All the events over the three-day celebration of hockey were sold out. The Hockey Day gala Thursday night at the Victoria Conference Centre brought in more than 800 people, while more than 7,000 fans attended the NHL Alumni and Celebrity Game on Friday night at Save-on-Foods Memorial Centre.

The Victoria Royals, who played Kamloops on Saturday night at Save-on-Foods Memorial Centre, doubled their typical attendance, with more than 6,000 attending the game.

Bars and restaurants in Victoria were packed as the Vancouver Canucks hosted the Toronto Maple Leafs for Hockey Night in Canada’s marquee matchup.

“It was tough to get a seat in any pub or restaurant with a TV,” said Lewis. Even the Courtney Room in the Magnolia was full, despite not having any TVs.

Destination Greater Victoria chief executive Paul Nursey said with January typically one of the slowest months for the visitor economy in Greater Victoria, having an event of this calibre in the region was a welcome boost to everyone in the industry, from hotels to suppliers.

He said Monday that it’s too early to know the full economic impact of Hockey Day in Canada, adding Destination Greater Victoria will be conducting an analysis in the coming weeks. “We hope this event provided businesses a springboard to launch a solid 2024 [season],” he said.

Victoria became the 23rd community to host Hockey Day in Canada and was the largest city to hold the event.

John Wilson, chair of the organizing committee, gave credit for the event’s success to a hard-working committee that started the work a year before, more than 200 volunteers who helped to pull it off and the thousands of people who attended “with a common love of hockey.”

He said Scotiabank provided what it thought was more than enough toques and scarves for the event — about 15,000 — but those were all given away by noon on Saturday.

Nearly $100,000 was raised for the Archie Courtnall Centre for Mental Health, a charity founded by Victoria-born former NHLers Geoff and Russ Courtnall and their family.

Bruce Williams, chief executive of the Greater Victoria Chamber of Commerce, said hosting the event wasn’t only an economic success — it also created a sense of community.

“Civic pride was the big thing here,” said Williams. “We were successful because people came together and really celebrated the game we love so much.”

The event, which cost about $858,000 to stage, is expected to break even.

The legacy won’t only be potential tourists coming back, but also the 20-foot-by-40-foot synthetic ice surface, which is now back in storage but is expected to be set up for community events throughout the year.

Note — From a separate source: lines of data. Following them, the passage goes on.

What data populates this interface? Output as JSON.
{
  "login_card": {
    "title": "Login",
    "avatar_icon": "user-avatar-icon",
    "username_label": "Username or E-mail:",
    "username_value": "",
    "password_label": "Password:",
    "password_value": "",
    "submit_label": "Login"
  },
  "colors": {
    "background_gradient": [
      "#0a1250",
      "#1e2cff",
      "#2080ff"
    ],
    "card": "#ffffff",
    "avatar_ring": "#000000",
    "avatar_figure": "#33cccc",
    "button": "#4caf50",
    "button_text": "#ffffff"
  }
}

Williams said he is already planning a Chamber of Commerce skating event in July.

[email protected]

>>> To comment on this article, write a letter to the editor: [email protected]